Scientists are specialists…
…at making their incredibly interesting work sound utterly boring: Jargon and scientists’ love for their own prose tending to weave dense, impenetrable sentences.. like.. this… one.
Luckily, I was able to attend an excellent Science Communication course hosted by the UK Medical Research Council last week. Ably hosted by Michael Regnier the short course aimed to cover just the basics – fundamentals of communication like how to tell compelling stories by creating narratives and building on them to hold readers. The course was brilliant – we all got a lot from it, especially since we have to continually remind ourselves that yes, our research is interesting to other people, and yes, they can understand it and even come up with good ideas if the basic problem’s explained clearly enough.
There were no icebreaking activities or crappy mnemonics at all, just some really good wider discussions about the wider role of science – and scientists – in society.

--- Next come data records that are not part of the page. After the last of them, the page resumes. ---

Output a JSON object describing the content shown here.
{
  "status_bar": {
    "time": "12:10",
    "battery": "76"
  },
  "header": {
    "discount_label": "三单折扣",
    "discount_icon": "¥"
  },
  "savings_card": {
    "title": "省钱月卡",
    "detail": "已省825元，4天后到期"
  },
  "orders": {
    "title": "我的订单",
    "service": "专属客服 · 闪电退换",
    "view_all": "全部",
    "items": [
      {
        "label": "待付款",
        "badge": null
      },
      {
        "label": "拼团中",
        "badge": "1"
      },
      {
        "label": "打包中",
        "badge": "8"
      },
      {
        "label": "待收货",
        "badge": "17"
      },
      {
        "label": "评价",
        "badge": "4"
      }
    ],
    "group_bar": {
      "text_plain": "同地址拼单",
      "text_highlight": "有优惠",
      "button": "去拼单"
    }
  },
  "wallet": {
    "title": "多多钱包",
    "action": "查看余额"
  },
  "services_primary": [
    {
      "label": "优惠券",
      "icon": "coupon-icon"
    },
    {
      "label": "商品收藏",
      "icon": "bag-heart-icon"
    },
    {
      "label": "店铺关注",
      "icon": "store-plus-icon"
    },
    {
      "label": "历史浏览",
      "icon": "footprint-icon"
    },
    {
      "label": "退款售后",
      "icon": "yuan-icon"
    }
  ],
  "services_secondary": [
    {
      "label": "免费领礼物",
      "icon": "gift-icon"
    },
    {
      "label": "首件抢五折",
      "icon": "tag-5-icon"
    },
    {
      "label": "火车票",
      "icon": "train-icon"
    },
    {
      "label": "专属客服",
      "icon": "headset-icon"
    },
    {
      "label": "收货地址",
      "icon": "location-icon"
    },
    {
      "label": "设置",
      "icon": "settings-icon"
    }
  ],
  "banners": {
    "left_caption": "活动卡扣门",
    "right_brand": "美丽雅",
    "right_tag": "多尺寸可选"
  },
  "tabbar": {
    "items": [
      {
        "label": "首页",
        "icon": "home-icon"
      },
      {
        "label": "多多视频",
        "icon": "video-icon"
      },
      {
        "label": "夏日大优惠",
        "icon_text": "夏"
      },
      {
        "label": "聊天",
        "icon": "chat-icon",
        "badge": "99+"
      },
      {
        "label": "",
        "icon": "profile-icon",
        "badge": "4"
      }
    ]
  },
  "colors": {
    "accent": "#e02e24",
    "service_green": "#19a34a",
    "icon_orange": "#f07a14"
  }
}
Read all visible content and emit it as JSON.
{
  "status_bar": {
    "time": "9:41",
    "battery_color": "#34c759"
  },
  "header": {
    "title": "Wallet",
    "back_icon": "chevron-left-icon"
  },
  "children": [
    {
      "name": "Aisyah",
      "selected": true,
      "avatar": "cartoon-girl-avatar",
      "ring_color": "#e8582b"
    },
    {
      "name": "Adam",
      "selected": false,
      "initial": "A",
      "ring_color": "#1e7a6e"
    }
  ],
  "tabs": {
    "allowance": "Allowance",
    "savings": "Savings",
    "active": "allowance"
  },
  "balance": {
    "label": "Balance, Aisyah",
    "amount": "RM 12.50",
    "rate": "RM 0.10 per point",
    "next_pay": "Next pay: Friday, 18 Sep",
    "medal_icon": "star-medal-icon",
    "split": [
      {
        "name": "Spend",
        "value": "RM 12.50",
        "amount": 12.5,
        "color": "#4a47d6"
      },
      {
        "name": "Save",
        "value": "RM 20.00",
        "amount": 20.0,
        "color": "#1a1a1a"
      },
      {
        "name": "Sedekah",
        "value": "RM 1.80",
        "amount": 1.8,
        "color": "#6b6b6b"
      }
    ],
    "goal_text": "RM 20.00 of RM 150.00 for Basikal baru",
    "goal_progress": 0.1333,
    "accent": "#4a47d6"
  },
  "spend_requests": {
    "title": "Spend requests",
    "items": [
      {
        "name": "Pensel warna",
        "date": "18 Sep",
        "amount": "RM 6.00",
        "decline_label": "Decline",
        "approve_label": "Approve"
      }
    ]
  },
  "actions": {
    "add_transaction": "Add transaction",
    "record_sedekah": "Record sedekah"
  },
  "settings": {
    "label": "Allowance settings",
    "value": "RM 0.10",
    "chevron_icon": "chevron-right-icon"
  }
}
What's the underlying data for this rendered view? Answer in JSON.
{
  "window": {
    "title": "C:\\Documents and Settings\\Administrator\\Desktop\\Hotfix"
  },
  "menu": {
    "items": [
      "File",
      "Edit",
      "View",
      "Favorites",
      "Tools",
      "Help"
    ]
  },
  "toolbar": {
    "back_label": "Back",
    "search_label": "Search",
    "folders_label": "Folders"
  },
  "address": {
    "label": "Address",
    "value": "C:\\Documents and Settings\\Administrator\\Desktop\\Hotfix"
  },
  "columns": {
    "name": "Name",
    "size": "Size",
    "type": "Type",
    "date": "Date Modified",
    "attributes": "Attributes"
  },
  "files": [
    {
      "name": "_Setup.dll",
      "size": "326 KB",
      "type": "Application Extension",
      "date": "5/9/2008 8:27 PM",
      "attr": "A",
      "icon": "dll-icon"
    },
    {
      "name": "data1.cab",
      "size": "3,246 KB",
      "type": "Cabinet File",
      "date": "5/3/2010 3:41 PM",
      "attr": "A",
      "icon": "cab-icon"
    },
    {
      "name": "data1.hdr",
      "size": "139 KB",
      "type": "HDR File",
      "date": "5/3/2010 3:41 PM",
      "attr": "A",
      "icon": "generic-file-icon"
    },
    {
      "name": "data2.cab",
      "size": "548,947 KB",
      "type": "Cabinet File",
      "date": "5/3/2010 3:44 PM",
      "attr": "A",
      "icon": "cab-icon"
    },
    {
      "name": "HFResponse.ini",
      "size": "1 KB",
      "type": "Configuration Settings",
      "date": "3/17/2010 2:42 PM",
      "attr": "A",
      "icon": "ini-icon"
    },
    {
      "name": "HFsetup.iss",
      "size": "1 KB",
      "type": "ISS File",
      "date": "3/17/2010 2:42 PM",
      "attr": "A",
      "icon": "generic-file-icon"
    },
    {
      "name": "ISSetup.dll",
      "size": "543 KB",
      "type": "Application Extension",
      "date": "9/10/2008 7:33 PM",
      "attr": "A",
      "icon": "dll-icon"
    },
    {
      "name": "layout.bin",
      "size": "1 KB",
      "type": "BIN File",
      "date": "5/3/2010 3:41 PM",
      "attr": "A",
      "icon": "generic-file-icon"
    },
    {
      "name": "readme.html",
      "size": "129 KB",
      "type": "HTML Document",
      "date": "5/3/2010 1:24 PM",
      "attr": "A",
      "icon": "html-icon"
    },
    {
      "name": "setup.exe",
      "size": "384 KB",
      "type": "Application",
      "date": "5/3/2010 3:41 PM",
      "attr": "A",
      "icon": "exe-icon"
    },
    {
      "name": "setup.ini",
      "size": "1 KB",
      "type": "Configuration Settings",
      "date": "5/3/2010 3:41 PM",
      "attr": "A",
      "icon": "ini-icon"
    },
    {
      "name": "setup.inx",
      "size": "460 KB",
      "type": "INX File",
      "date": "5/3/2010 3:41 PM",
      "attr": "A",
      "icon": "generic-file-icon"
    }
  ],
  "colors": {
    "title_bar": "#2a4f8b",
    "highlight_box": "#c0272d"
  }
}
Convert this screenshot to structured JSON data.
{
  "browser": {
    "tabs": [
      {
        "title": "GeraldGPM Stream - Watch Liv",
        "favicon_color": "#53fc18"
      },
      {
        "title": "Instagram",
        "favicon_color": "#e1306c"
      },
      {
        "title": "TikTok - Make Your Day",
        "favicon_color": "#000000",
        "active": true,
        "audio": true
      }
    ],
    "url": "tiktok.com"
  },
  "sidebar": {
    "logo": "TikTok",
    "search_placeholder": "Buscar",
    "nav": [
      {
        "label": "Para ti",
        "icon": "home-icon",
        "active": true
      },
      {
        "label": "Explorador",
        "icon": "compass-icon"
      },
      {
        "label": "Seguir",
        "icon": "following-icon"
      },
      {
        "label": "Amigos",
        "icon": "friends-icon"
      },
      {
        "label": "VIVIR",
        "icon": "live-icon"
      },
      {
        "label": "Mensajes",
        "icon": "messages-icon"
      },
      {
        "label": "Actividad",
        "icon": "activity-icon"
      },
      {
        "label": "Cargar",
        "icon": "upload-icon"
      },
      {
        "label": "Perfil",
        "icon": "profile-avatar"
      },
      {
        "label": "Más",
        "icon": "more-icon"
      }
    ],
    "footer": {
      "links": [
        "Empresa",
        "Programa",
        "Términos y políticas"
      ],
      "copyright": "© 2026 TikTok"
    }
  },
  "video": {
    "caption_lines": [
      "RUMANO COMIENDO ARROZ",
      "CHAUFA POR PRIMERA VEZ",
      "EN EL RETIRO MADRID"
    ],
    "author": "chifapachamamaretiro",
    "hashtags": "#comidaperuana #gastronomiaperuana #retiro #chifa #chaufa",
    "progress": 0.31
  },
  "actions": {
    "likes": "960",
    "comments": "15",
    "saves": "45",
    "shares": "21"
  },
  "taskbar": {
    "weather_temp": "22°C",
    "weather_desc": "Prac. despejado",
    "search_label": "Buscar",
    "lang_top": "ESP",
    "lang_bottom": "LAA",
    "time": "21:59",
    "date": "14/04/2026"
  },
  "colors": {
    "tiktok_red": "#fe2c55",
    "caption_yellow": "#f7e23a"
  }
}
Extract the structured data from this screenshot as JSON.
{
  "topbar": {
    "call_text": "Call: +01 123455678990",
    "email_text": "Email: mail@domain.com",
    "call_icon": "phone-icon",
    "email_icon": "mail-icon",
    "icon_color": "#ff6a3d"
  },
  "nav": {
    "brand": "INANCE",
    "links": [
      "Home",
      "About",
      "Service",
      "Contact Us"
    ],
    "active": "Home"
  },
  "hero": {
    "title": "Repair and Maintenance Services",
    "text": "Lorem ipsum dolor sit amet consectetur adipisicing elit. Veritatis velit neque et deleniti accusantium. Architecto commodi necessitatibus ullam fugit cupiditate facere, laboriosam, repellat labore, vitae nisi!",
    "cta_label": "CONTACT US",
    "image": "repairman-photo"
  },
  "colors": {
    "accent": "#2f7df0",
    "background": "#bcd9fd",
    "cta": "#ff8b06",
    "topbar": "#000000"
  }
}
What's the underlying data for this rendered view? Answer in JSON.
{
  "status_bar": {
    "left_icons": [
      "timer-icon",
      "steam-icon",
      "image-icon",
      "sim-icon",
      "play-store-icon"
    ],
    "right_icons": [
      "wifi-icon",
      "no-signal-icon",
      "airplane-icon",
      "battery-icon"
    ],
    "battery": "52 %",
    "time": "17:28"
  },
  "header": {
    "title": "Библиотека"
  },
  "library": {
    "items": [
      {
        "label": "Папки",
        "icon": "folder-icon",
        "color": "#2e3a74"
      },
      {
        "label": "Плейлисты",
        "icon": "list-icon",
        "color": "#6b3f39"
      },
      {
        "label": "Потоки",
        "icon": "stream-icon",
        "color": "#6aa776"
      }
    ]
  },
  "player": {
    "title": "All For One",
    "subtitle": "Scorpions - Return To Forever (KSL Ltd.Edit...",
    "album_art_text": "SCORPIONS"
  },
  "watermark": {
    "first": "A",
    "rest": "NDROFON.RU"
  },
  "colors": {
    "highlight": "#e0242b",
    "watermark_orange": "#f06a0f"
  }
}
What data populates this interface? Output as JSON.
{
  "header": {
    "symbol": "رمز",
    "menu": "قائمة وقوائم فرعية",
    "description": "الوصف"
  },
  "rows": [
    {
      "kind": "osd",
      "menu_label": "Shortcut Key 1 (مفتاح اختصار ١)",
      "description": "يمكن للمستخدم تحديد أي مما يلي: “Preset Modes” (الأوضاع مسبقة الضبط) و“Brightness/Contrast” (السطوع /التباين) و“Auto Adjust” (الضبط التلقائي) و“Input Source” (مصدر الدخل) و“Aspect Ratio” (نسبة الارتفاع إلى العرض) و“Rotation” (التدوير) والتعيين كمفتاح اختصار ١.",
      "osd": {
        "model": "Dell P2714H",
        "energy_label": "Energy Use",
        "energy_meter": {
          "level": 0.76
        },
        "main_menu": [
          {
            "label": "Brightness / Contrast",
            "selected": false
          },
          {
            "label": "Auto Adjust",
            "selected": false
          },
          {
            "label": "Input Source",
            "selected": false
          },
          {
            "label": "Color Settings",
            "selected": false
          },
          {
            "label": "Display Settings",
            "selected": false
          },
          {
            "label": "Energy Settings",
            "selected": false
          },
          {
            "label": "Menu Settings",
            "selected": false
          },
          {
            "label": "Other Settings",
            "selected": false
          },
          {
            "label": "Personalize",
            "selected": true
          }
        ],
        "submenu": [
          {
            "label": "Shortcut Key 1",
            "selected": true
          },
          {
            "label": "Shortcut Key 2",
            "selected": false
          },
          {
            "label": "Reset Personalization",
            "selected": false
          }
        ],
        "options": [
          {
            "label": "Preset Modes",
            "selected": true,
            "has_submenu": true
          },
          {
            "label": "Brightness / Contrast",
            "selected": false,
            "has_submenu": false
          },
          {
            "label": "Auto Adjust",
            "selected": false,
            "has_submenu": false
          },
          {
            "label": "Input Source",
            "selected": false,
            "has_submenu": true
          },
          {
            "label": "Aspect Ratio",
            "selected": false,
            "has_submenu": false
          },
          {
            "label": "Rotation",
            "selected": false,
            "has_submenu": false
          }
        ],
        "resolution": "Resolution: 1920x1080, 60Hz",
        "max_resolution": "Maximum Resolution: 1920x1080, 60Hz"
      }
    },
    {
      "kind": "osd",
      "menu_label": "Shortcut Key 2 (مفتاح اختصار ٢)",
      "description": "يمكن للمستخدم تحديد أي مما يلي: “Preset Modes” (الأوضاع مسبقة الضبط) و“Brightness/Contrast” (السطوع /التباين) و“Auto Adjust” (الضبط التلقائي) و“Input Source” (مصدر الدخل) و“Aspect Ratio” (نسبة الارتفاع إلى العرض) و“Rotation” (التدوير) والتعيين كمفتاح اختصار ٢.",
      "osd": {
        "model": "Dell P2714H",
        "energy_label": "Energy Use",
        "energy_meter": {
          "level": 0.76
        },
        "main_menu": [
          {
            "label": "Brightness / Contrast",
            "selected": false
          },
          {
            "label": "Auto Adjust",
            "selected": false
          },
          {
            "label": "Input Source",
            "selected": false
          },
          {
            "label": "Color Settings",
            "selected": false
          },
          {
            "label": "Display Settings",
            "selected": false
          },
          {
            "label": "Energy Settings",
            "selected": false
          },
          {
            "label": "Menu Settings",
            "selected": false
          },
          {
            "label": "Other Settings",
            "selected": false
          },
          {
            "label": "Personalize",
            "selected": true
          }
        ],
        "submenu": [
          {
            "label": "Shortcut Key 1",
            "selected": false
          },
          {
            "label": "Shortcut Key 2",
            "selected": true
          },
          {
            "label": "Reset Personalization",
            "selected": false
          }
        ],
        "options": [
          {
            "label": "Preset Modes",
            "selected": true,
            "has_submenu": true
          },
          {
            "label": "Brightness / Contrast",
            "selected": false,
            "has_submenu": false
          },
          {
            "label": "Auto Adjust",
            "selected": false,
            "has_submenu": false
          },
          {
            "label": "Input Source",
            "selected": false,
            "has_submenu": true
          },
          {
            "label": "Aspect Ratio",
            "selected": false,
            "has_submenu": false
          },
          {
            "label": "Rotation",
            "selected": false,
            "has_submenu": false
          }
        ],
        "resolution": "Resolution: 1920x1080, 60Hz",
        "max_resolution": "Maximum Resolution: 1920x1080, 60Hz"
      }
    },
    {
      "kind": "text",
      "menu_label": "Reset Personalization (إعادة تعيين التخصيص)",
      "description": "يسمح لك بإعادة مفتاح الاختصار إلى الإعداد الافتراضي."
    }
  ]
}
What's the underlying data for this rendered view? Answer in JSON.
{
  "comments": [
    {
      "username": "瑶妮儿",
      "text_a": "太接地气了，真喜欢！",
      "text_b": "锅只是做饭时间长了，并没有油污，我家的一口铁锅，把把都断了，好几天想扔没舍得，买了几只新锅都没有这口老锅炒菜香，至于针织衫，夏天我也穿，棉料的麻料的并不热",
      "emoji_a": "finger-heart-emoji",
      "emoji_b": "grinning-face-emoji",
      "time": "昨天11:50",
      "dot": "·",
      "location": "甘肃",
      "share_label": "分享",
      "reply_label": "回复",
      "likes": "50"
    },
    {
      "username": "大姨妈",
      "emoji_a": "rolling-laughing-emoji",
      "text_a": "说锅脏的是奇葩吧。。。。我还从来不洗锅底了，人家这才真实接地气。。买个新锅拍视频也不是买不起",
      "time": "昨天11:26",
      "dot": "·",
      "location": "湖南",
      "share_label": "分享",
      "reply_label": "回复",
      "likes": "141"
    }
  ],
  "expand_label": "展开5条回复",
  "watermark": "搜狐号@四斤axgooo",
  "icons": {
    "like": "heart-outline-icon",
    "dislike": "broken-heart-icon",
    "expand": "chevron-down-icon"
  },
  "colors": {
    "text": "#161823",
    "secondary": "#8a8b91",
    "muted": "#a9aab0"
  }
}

As part of the exercise, we had to write a short jargon-free summary of part of our research. Here’s mine: as per brief, it’s intended for an ‘intelligent, yet uninformed’ reader – a twelve year-old, say. It’s actually a good audience to pitch for general writing, as most of us forget everything learnt at GCSE as soon as possible…
Training the body to fight off AIDS using pieces of the virus that causes it.
How do you catch a speeding bullet? Despite billions of dollars spent over nearly three decades of research, scientists have so far failed to find a vaccine that prevents new infections of the deadly HIV virus, which causes AIDS.
Part of the problem is that, like Wyle E. Coyote trying to trap the Road Runner, the virus mutates so rapidly that our bodies’ defences are continually playing catch-up, only able to successfully neutralise a small percentage of old viruses while new ones evade detection. This is because the surface of the virus is covered with a shifting ‘cloak’ of special sugar molecules that is able to change shape in successive generations of virus.
Vaccines against other diseases, like polio or measles, work by showing our bodies’ defences a ‘sneak preview’ of the disease, normally chopped-up or dead pieces of the germs that cause it. The surface cloak the HIV virus uses frustrates vaccine design because pieces of one HIV virus may look dissimilar to another. This means a sneak preview of even a handful of HIV viruses fails to brief the body to protect against all potential HIV infections.
New research turns this problem around. By using computers to examine which parts of the virus’ surface cloak show the least variation, scientists are trying to design synthetic peptides – small chemical molecules based on the virus’ own structure – that effectively brief the body’s defences on only those parts of the virus that change at the slowest rate.
The researchers hope that the body’s defences will be primed to trap the virus as it mutates through certain predetermined surface cloak combinations amongst the many shapes that are possible. So, unlike that crafty coyote, they may eventually be able to head their prey off at the pass.
In fact, although most of us are loath to deign to express our opinions anywhere outside of the peer-reviewed media, I think there’s a very strong case to be made here for professionals’ continual public engagement, whatever your technical speciality – be that science, medicine, policy, law, engineering or whatever.
After all (in brain-cell-count terms) we pretty much peak in intelligence around the middle or end of our second decade. So if that hypothetical ‘intelligent twelve year-old’ doesn’t get your explanation, maybe your understanding’s at fault – not theirs.